“Error messages should be expressed in plain language (no codes), precisely indicate the problem, and constructively suggest a solution.”
For copywriters: If you can get your hands on the error messages for the site you’re working on, do. Then re-write them using plain language, stripping out or explaining any jargon terms, and including next steps or suggested fixes – never leave a user at a dead end. If you have to quiz the developers or site owners in order to get this “next step” information, do so, and ask them about system character limits for error messages while you’re about it. There’s no use writing an amazingly helpful error message only to have it cut off halfway through when it’s actually live.
10. Help and documentation
“Even though it is better if the system can be used without documentation, it may be necessary to provide help and documentation. Any such information should be easy to search, focused on the user's task, list concrete steps to be carried out, and not be too large.”
For copywriters: This advice applies to anyone who’s writing support and FAQ content. These areas of the site need to be extremely clear and free from jargon. Give each FAQ or support article a heading that anticipates a user’s way of describing their problem (think “screen won’t turn on” rather than “display settings and troubleshooting”).
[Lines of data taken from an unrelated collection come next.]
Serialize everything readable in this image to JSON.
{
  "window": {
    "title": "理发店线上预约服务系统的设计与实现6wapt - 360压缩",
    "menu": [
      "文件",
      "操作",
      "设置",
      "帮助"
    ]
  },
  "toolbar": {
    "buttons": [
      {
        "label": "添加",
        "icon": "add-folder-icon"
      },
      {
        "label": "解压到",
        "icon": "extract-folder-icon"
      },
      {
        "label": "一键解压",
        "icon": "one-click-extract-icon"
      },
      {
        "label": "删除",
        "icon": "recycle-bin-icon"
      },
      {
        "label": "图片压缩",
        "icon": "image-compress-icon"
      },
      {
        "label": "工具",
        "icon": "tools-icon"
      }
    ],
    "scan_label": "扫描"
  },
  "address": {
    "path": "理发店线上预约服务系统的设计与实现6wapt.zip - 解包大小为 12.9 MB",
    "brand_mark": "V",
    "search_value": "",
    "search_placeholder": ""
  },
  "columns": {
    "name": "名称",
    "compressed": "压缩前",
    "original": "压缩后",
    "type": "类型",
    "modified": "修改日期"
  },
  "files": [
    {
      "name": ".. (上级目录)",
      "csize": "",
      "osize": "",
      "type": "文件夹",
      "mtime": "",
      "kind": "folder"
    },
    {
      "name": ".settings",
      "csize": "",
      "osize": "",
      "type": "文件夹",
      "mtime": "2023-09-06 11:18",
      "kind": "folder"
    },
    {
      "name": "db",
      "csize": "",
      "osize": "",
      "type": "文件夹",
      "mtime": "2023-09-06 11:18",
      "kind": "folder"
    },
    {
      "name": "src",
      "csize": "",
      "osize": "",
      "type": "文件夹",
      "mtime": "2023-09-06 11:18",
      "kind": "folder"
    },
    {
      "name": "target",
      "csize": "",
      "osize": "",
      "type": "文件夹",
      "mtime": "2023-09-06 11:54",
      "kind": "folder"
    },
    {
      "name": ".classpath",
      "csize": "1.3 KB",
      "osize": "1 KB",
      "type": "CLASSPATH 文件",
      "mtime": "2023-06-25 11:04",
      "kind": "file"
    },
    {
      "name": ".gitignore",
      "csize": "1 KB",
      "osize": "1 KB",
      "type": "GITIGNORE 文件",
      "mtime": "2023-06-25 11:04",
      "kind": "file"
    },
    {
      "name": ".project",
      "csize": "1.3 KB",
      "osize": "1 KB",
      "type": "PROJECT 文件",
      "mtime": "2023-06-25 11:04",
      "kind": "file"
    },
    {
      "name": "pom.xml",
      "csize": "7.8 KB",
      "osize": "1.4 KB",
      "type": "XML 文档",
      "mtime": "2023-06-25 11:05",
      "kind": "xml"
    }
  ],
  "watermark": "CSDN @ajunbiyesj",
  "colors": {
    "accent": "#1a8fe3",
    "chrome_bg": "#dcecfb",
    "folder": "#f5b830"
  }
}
Keep all marketing and corporate messaging at bay and adopt a zero-tolerance approach to any copy that isn’t immediately relevant to the user’s query. Step by step instructions work well, and numbered bullets can help users through complex processes. Diagrams are often of more value than copy here – but you can still make sure the labels are clear and written in user language (think “the big red button” rather than “the power-on switch”)